Work instructions: Set down each of the records below exactly as it reads. No pictures go into the copy.

Supplied records:
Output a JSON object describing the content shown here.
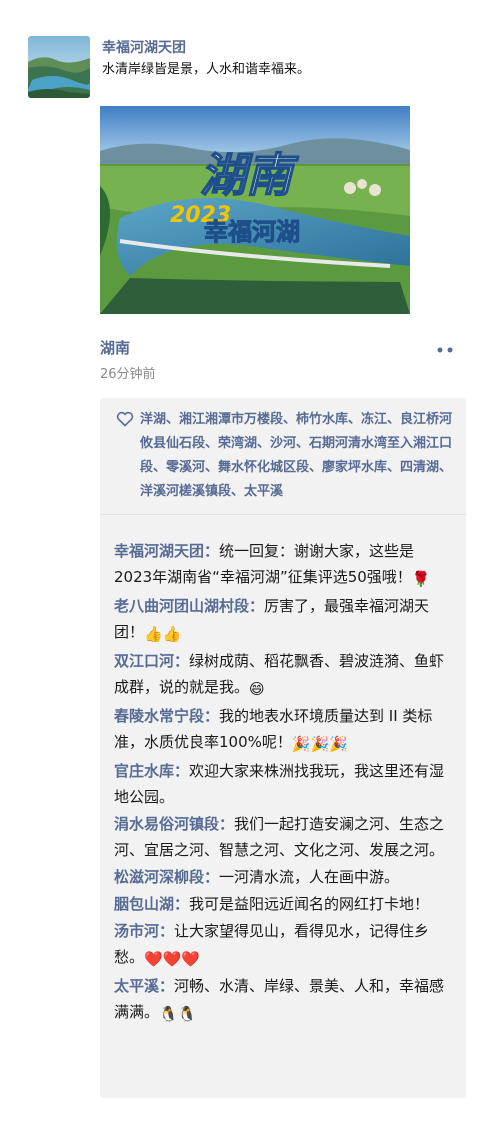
{
  "post": {
    "author": "幸福河湖天团",
    "text": "水清岸绿皆是景，人水和谐幸福来。",
    "image": {
      "title_line1": "湖南",
      "year": "2023",
      "title_line2": "幸福河湖"
    },
    "location": "湖南",
    "time": "26分钟前",
    "likes": "洋湖、湘江湘潭市万楼段、柿竹水库、冻江、良江桥河攸县仙石段、荣湾湖、沙河、石期河清水湾至入湘江口段、零溪河、舞水怀化城区段、廖家坪水库、四清湖、洋溪河槎溪镇段、太平溪"
  },
  "comments": [
    {
      "author": "幸福河湖天团：",
      "text": "统一回复：谢谢大家，这些是2023年湖南省“幸福河湖”征集评选50强哦！",
      "emoji": "🌹"
    },
    {
      "author": "老八曲河团山湖村段：",
      "text": "厉害了，最强幸福河湖天团！",
      "emoji": "👍👍"
    },
    {
      "author": "双江口河：",
      "text": "绿树成荫、稻花飘香、碧波涟漪、鱼虾成群，说的就是我。",
      "emoji": "😄"
    },
    {
      "author": "春陵水常宁段：",
      "text": "我的地表水环境质量达到 II 类标准，水质优良率100%呢！",
      "emoji": "🎉🎉🎉"
    },
    {
      "author": "官庄水库：",
      "text": "欢迎大家来株洲找我玩，我这里还有湿地公园。",
      "emoji": ""
    },
    {
      "author": "涓水易俗河镇段：",
      "text": "我们一起打造安澜之河、生态之河、宜居之河、智慧之河、文化之河、发展之河。",
      "emoji": ""
    },
    {
      "author": "松滋河深柳段：",
      "text": "一河清水流，人在画中游。",
      "emoji": ""
    },
    {
      "author": "胭包山湖：",
      "text": "我可是益阳远近闻名的网红打卡地！",
      "emoji": ""
    },
    {
      "author": "汤市河：",
      "text": "让大家望得见山，看得见水，记得住乡愁。",
      "emoji": "❤️❤️❤️"
    },
    {
      "author": "太平溪：",
      "text": "河畅、水清、岸绿、景美、人和，幸福感满满。",
      "emoji": "🐧🐧"
    }
  ],
  "icons": {
    "like": "heart-outline-icon",
    "more": "more-dots-icon"
  },
  "colors": {
    "link": "#576b95",
    "panel": "#f2f2f2",
    "meta": "#8a8a8a"
  }
}
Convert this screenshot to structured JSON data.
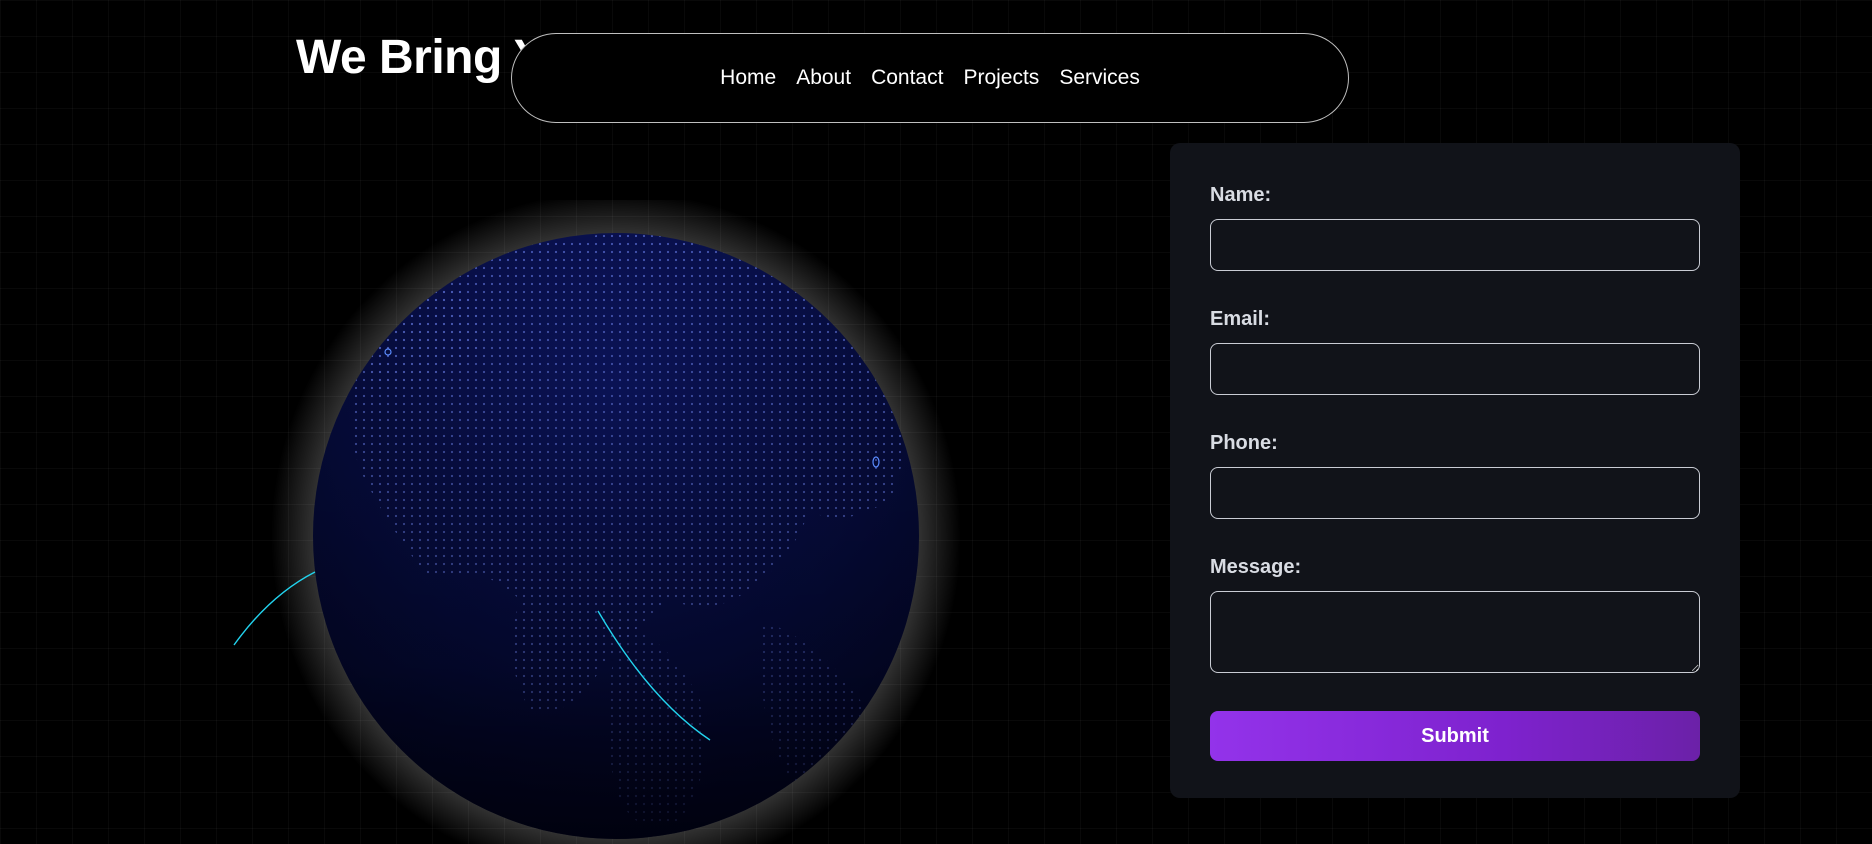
{
  "hero": {
    "title": "We Bring Y"
  },
  "nav": {
    "items": [
      {
        "label": "Home"
      },
      {
        "label": "About"
      },
      {
        "label": "Contact"
      },
      {
        "label": "Projects"
      },
      {
        "label": "Services"
      }
    ]
  },
  "form": {
    "name_label": "Name:",
    "name_value": "",
    "email_label": "Email:",
    "email_value": "",
    "phone_label": "Phone:",
    "phone_value": "",
    "message_label": "Message:",
    "message_value": "",
    "submit_label": "Submit"
  },
  "colors": {
    "background": "#000000",
    "card": "#111319",
    "accent_start": "#9333ea",
    "accent_end": "#6b21a8",
    "globe": "#0a1150",
    "arc": "#22d3ee"
  },
  "icons": {
    "globe": "globe-icon",
    "textarea_resize": "resize-handle-icon"
  }
}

Answer space:
Output a JSON object describing the content shown here.
{
  "post": {
    "author": "幸福河湖天团",
    "text": "水清岸绿皆是景，人水和谐幸福来。",
    "image": {
      "title_line1": "湖南",
      "year": "2023",
      "title_line2": "幸福河湖"
    },
    "location": "湖南",
    "time": "26分钟前",
    "likes": "洋湖、湘江湘潭市万楼段、柿竹水库、冻江、良江桥河攸县仙石段、荣湾湖、沙河、石期河清水湾至入湘江口段、零溪河、舞水怀化城区段、廖家坪水库、四清湖、洋溪河槎溪镇段、太平溪"
  },
  "comments": [
    {
      "author": "幸福河湖天团：",
      "text": "统一回复：谢谢大家，这些是2023年湖南省“幸福河湖”征集评选50强哦！",
      "emoji": "🌹"
    },
    {
      "author": "老八曲河团山湖村段：",
      "text": "厉害了，最强幸福河湖天团！",
      "emoji": "👍👍"
    },
    {
      "author": "双江口河：",
      "text": "绿树成荫、稻花飘香、碧波涟漪、鱼虾成群，说的就是我。",
      "emoji": "😄"
    },
    {
      "author": "春陵水常宁段：",
      "text": "我的地表水环境质量达到 II 类标准，水质优良率100%呢！",
      "emoji": "🎉🎉🎉"
    },
    {
      "author": "官庄水库：",
      "text": "欢迎大家来株洲找我玩，我这里还有湿地公园。",
      "emoji": ""
    },
    {
      "author": "涓水易俗河镇段：",
      "text": "我们一起打造安澜之河、生态之河、宜居之河、智慧之河、文化之河、发展之河。",
      "emoji": ""
    },
    {
      "author": "松滋河深柳段：",
      "text": "一河清水流，人在画中游。",
      "emoji": ""
    },
    {
      "author": "胭包山湖：",
      "text": "我可是益阳远近闻名的网红打卡地！",
      "emoji": ""
    },
    {
      "author": "汤市河：",
      "text": "让大家望得见山，看得见水，记得住乡愁。",
      "emoji": "❤️❤️❤️"
    },
    {
      "author": "太平溪：",
      "text": "河畅、水清、岸绿、景美、人和，幸福感满满。",
      "emoji": "🐧🐧"
    }
  ],
  "icons": {
    "like": "heart-outline-icon",
    "more": "more-dots-icon"
  },
  "colors": {
    "link": "#576b95",
    "panel": "#f2f2f2",
    "meta": "#8a8a8a"
  }
}
Convert this screenshot to structured JSON data.
{
  "hero": {
    "title": "We Bring Y"
  },
  "nav": {
    "items": [
      {
        "label": "Home"
      },
      {
        "label": "About"
      },
      {
        "label": "Contact"
      },
      {
        "label": "Projects"
      },
      {
        "label": "Services"
      }
    ]
  },
  "form": {
    "name_label": "Name:",
    "name_value": "",
    "email_label": "Email:",
    "email_value": "",
    "phone_label": "Phone:",
    "phone_value": "",
    "message_label": "Message:",
    "message_value": "",
    "submit_label": "Submit"
  },
  "colors": {
    "background": "#000000",
    "card": "#111319",
    "accent_start": "#9333ea",
    "accent_end": "#6b21a8",
    "globe": "#0a1150",
    "arc": "#22d3ee"
  },
  "icons": {
    "globe": "globe-icon",
    "textarea_resize": "resize-handle-icon"
  }
}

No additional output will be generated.